*** DATA SUPPLIED ***

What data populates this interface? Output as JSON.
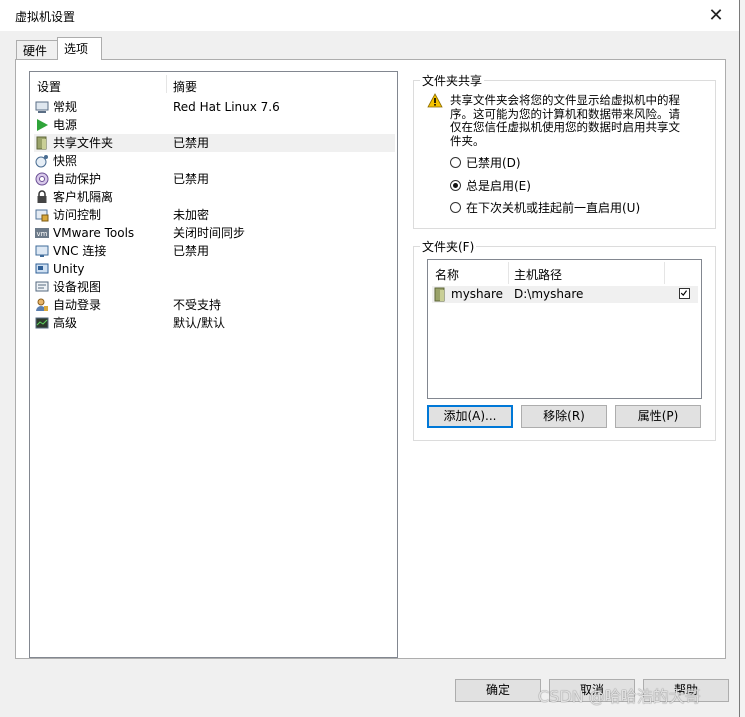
{
  "window": {
    "title": "虚拟机设置"
  },
  "tabs": [
    {
      "label": "硬件"
    },
    {
      "label": "选项"
    }
  ],
  "settings_list": {
    "headers": {
      "setting": "设置",
      "summary": "摘要"
    },
    "items": [
      {
        "name": "常规",
        "summary": "Red Hat Linux 7.6",
        "icon": "general-icon"
      },
      {
        "name": "电源",
        "summary": "",
        "icon": "power-icon"
      },
      {
        "name": "共享文件夹",
        "summary": "已禁用",
        "icon": "shared-folder-icon"
      },
      {
        "name": "快照",
        "summary": "",
        "icon": "snapshot-icon"
      },
      {
        "name": "自动保护",
        "summary": "已禁用",
        "icon": "autoprotect-icon"
      },
      {
        "name": "客户机隔离",
        "summary": "",
        "icon": "lock-icon"
      },
      {
        "name": "访问控制",
        "summary": "未加密",
        "icon": "access-control-icon"
      },
      {
        "name": "VMware Tools",
        "summary": "关闭时间同步",
        "icon": "vmware-tools-icon"
      },
      {
        "name": "VNC 连接",
        "summary": "已禁用",
        "icon": "vnc-icon"
      },
      {
        "name": "Unity",
        "summary": "",
        "icon": "unity-icon"
      },
      {
        "name": "设备视图",
        "summary": "",
        "icon": "device-view-icon"
      },
      {
        "name": "自动登录",
        "summary": "不受支持",
        "icon": "autologin-icon"
      },
      {
        "name": "高级",
        "summary": "默认/默认",
        "icon": "advanced-icon"
      }
    ]
  },
  "folder_sharing": {
    "legend": "文件夹共享",
    "warning": "共享文件夹会将您的文件显示给虚拟机中的程序。这可能为您的计算机和数据带来风险。请仅在您信任虚拟机使用您的数据时启用共享文件夹。",
    "options": [
      {
        "label": "已禁用(D)",
        "selected": false
      },
      {
        "label": "总是启用(E)",
        "selected": true
      },
      {
        "label": "在下次关机或挂起前一直启用(U)",
        "selected": false
      }
    ]
  },
  "folders": {
    "legend": "文件夹(F)",
    "headers": {
      "name": "名称",
      "host_path": "主机路径"
    },
    "rows": [
      {
        "name": "myshare",
        "path": "D:\\myshare",
        "enabled": true
      }
    ],
    "buttons": {
      "add": "添加(A)...",
      "remove": "移除(R)",
      "properties": "属性(P)"
    }
  },
  "footer": {
    "ok": "确定",
    "cancel": "取消",
    "help": "帮助"
  },
  "watermark": "CSDN @哈哈浩的大哥"
}
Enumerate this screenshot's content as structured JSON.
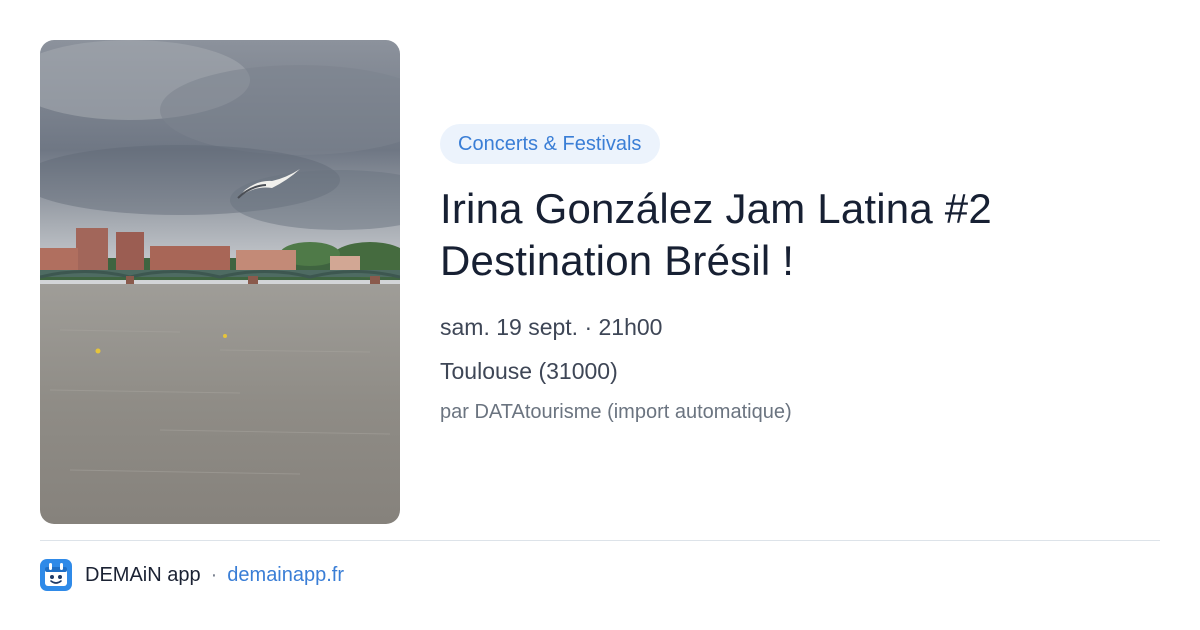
{
  "event": {
    "category": "Concerts & Festivals",
    "title_line1": "Irina González Jam Latina #2",
    "title_line2": "Destination Brésil !",
    "datetime": "sam. 19 sept. · 21h00",
    "location": "Toulouse (31000)",
    "source": "par DATAtourisme (import automatique)"
  },
  "footer": {
    "app_name": "DEMAiN app",
    "separator": "·",
    "url": "demainapp.fr"
  },
  "colors": {
    "accent": "#3a7ed6",
    "badge_bg": "#ecf3fc",
    "title": "#172033",
    "body": "#3e4656",
    "muted": "#6b7480",
    "divider": "#dde3e9"
  },
  "icons": {
    "app_logo": "demain-app-logo-icon"
  }
}
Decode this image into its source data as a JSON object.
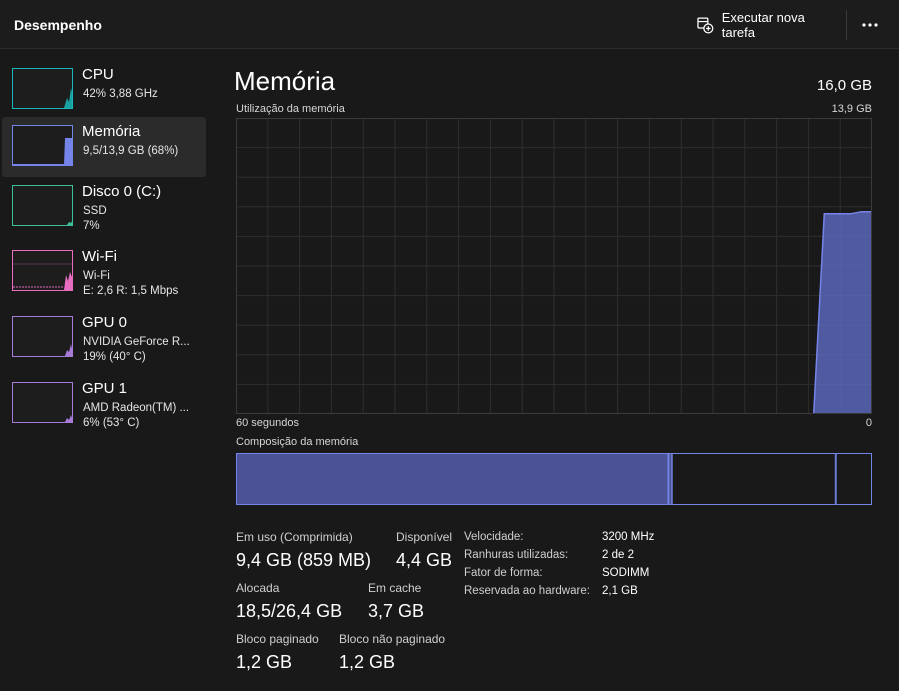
{
  "header": {
    "title": "Desempenho",
    "run_task_label": "Executar nova tarefa",
    "more_label": "•••"
  },
  "sidebar": {
    "items": [
      {
        "title": "CPU",
        "line1": "42% 3,88 GHz",
        "line2": "",
        "color": "#19b7b7",
        "selected": false
      },
      {
        "title": "Memória",
        "line1": "9,5/13,9 GB (68%)",
        "line2": "",
        "color": "#7584e8",
        "selected": true
      },
      {
        "title": "Disco 0 (C:)",
        "line1": "SSD",
        "line2": "7%",
        "color": "#3dbf9c",
        "selected": false
      },
      {
        "title": "Wi-Fi",
        "line1": "Wi-Fi",
        "line2": "E: 2,6 R: 1,5 Mbps",
        "color": "#e86cc0",
        "selected": false
      },
      {
        "title": "GPU 0",
        "line1": "NVIDIA GeForce R...",
        "line2": "19% (40° C)",
        "color": "#a77cd8",
        "selected": false
      },
      {
        "title": "GPU 1",
        "line1": "AMD Radeon(TM) ...",
        "line2": "6% (53° C)",
        "color": "#a77cd8",
        "selected": false
      }
    ]
  },
  "main": {
    "title": "Memória",
    "total": "16,0 GB",
    "usage_label": "Utilização da memória",
    "usage_max": "13,9 GB",
    "x_left": "60 segundos",
    "x_right": "0",
    "composition_label": "Composição da memória",
    "accent": "#7584e8"
  },
  "chart_data": {
    "type": "area",
    "x_range": [
      60,
      0
    ],
    "ylim": [
      0,
      13.9
    ],
    "x": [
      60,
      5.5,
      4.5,
      2,
      1,
      0
    ],
    "values": [
      0,
      0,
      9.4,
      9.4,
      9.5,
      9.5
    ]
  },
  "composition": {
    "in_use_fraction": 0.68,
    "modified_fraction": 0.005,
    "standby_fraction": 0.258,
    "free_fraction": 0.057
  },
  "stats": {
    "in_use_label": "Em uso (Comprimida)",
    "in_use_value": "9,4 GB (859 MB)",
    "available_label": "Disponível",
    "available_value": "4,4 GB",
    "committed_label": "Alocada",
    "committed_value": "18,5/26,4 GB",
    "cached_label": "Em cache",
    "cached_value": "3,7 GB",
    "paged_label": "Bloco paginado",
    "paged_value": "1,2 GB",
    "nonpaged_label": "Bloco não paginado",
    "nonpaged_value": "1,2 GB"
  },
  "details": {
    "speed_label": "Velocidade:",
    "speed_value": "3200 MHz",
    "slots_label": "Ranhuras utilizadas:",
    "slots_value": "2 de 2",
    "form_label": "Fator de forma:",
    "form_value": "SODIMM",
    "reserved_label": "Reservada ao hardware:",
    "reserved_value": "2,1 GB"
  }
}
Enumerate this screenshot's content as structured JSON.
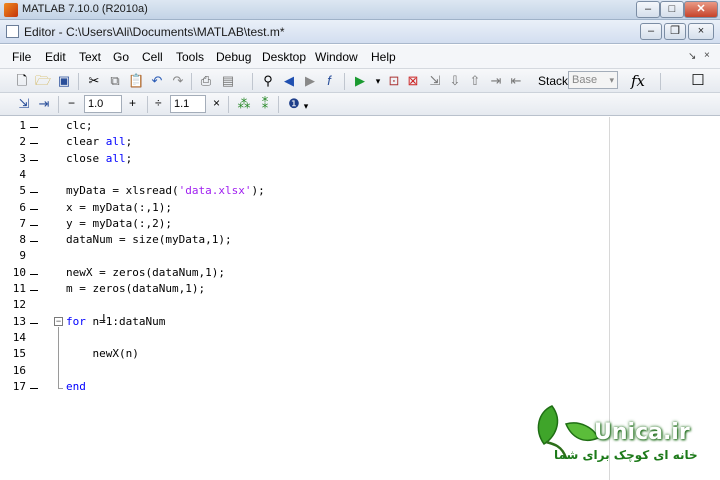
{
  "app_title": "MATLAB  7.10.0 (R2010a)",
  "window_controls": {
    "minimize": "–",
    "maximize": "□",
    "close": "✕"
  },
  "editor_title": "Editor - C:\\Users\\Ali\\Documents\\MATLAB\\test.m*",
  "editor_controls": {
    "minimize": "–",
    "restore": "❐",
    "close": "×"
  },
  "menu": [
    "File",
    "Edit",
    "Text",
    "Go",
    "Cell",
    "Tools",
    "Debug",
    "Desktop",
    "Window",
    "Help"
  ],
  "toolbar": {
    "stack_label": "Stack:",
    "stack_value": "Base",
    "fx_label": "fx"
  },
  "cellbar": {
    "minus": "−",
    "decrement_value": "1.0",
    "plus": "+",
    "divide": "÷",
    "multiplier_value": "1.1",
    "times": "×"
  },
  "code_lines": [
    {
      "n": "1",
      "text": "clc;",
      "exec": true
    },
    {
      "n": "2",
      "text": "clear all;",
      "exec": true
    },
    {
      "n": "3",
      "text": "close all;",
      "exec": true
    },
    {
      "n": "4",
      "text": "",
      "exec": false
    },
    {
      "n": "5",
      "text": "myData = xlsread('data.xlsx');",
      "exec": true
    },
    {
      "n": "6",
      "text": "x = myData(:,1);",
      "exec": true
    },
    {
      "n": "7",
      "text": "y = myData(:,2);",
      "exec": true
    },
    {
      "n": "8",
      "text": "dataNum = size(myData,1);",
      "exec": true
    },
    {
      "n": "9",
      "text": "",
      "exec": false
    },
    {
      "n": "10",
      "text": "newX = zeros(dataNum,1);",
      "exec": true
    },
    {
      "n": "11",
      "text": "m = zeros(dataNum,1);",
      "exec": true
    },
    {
      "n": "12",
      "text": "",
      "exec": false
    },
    {
      "n": "13",
      "text": "for n=1:dataNum",
      "exec": true
    },
    {
      "n": "14",
      "text": "",
      "exec": false
    },
    {
      "n": "15",
      "text": "    newX(n)",
      "exec": false
    },
    {
      "n": "16",
      "text": "",
      "exec": false
    },
    {
      "n": "17",
      "text": "end",
      "exec": true
    }
  ],
  "watermark": {
    "brand": "Unica.ir",
    "tagline": "خانه ای کوچک برای شما"
  },
  "colors": {
    "keyword": "#0000ff",
    "string": "#a020f0"
  }
}
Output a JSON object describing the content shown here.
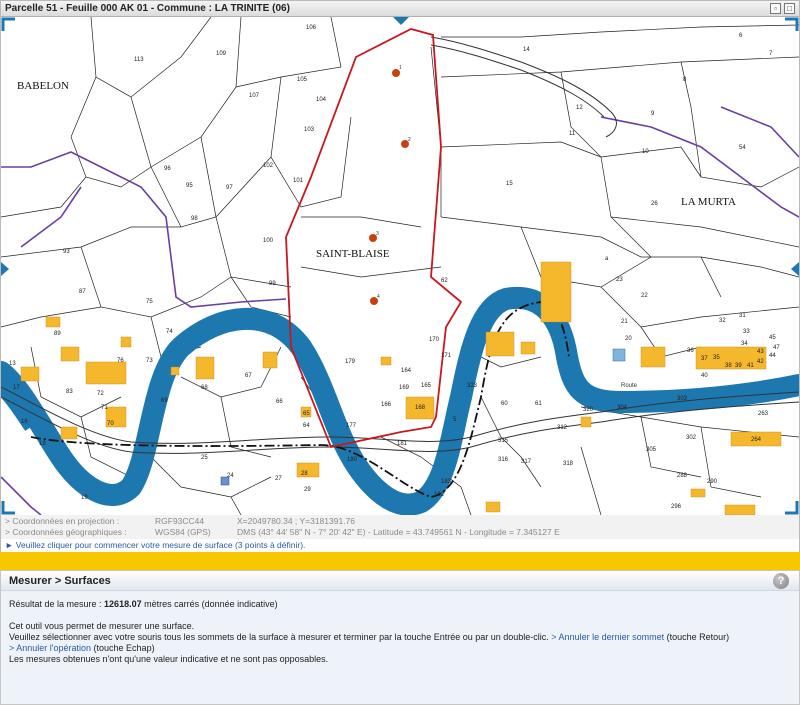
{
  "window": {
    "title": "Parcelle 51 - Feuille 000 AK 01 - Commune : LA TRINITE (06)"
  },
  "map": {
    "place_names": [
      "BABELON",
      "SAINT-BLAISE",
      "LA MURTA"
    ],
    "road_label": "Route",
    "parcels": [
      "106",
      "14",
      "113",
      "109",
      "107",
      "105",
      "104",
      "103",
      "102",
      "101",
      "96",
      "95",
      "97",
      "98",
      "100",
      "99",
      "93",
      "87",
      "75",
      "74",
      "89",
      "76",
      "73",
      "72",
      "71",
      "70",
      "13",
      "17",
      "18",
      "83",
      "16",
      "67",
      "69",
      "68",
      "66",
      "64",
      "65",
      "179",
      "171",
      "170",
      "169",
      "164",
      "165",
      "166",
      "168",
      "177",
      "181",
      "180",
      "183",
      "182",
      "315",
      "316",
      "317",
      "318",
      "312",
      "304",
      "303",
      "305",
      "302",
      "288",
      "290",
      "296",
      "320",
      "263",
      "264",
      "26",
      "25",
      "24",
      "23",
      "22",
      "21",
      "20",
      "19",
      "27",
      "28",
      "29",
      "8",
      "9",
      "10",
      "11",
      "12",
      "15",
      "54",
      "6",
      "7",
      "31",
      "32",
      "33",
      "34",
      "35",
      "36",
      "37",
      "38",
      "39",
      "40",
      "41",
      "42",
      "43",
      "44",
      "45",
      "47",
      "323",
      "60",
      "61",
      "62",
      "5",
      "a",
      "b"
    ],
    "survey_points": [
      "1",
      "2",
      "3",
      "4"
    ]
  },
  "coords": {
    "projection_label": "> Coordonnées en projection :",
    "projection_system": "RGF93CC44",
    "projection_value": "X=2049780.34 ; Y=3181391.76",
    "geo_label": "> Coordonnées géographiques :",
    "geo_system": "WGS84 (GPS)",
    "geo_value": "DMS (43° 44' 58\" N - 7° 20' 42\" E) - Latitude = 43.749561 N - Longitude = 7.345127 E"
  },
  "status": {
    "text": "► Veuillez cliquer pour commencer votre mesure de surface (3 points à définir)."
  },
  "panel": {
    "title": "Mesurer > Surfaces",
    "result_prefix": "Résultat de la mesure : ",
    "result_value": "12618.07",
    "result_suffix": " mètres carrés (donnée indicative)",
    "line1": "Cet outil vous permet de mesurer une surface.",
    "line2": "Veuillez sélectionner avec votre souris tous les sommets de la surface à mesurer et terminer par la touche Entrée ou par un double-clic.",
    "undo_link": "> Annuler le dernier sommet",
    "undo_key": " (touche Retour)",
    "cancel_link": "> Annuler l'opération",
    "cancel_key": " (touche Echap)",
    "line4": "Les mesures obtenues n'ont qu'une valeur indicative et ne sont pas opposables."
  },
  "colors": {
    "river": "#1e78b0",
    "boundary": "#6a3ea0",
    "measure": "#c8181e",
    "building": "#f5b72c",
    "accent_bar": "#f6c800"
  }
}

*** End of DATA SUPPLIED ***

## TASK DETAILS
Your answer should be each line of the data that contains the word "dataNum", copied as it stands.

## OUTPUT BELOW
      "text": "dataNum = size(myData,1);",
      "text": "newX = zeros(dataNum,1);",
      "text": "m = zeros(dataNum,1);",
      "text": "for n=1:dataNum",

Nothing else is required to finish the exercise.